## WORK ORDER
Each line of the listing below that includes "heading" should be reported.

## DATA FOR THIS EXERCISE
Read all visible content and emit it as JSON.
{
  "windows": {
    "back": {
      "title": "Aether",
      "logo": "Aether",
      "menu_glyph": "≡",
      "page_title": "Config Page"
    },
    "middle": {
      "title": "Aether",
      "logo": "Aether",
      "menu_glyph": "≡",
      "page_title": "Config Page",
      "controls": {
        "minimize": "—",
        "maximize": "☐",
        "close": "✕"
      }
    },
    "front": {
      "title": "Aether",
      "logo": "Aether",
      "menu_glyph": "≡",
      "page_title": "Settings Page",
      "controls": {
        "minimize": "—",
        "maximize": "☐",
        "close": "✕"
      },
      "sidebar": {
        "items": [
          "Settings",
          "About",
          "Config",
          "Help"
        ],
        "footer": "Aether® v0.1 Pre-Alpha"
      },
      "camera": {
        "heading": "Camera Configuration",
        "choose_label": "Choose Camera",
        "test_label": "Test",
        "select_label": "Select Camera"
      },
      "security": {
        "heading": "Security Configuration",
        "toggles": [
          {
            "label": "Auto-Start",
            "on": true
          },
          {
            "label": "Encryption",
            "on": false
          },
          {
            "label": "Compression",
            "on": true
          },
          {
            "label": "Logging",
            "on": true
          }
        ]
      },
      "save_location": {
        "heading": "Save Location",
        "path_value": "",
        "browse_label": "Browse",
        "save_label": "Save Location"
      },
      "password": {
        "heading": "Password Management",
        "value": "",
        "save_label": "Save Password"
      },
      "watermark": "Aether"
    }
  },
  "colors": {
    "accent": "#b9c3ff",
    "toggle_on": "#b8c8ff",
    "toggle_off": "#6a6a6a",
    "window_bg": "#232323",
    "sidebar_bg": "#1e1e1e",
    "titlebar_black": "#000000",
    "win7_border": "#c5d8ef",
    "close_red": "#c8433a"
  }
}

## SOLUTION
        "heading": "Camera Configuration",
        "heading": "Security Configuration",
        "heading": "Save Location",
        "heading": "Password Management",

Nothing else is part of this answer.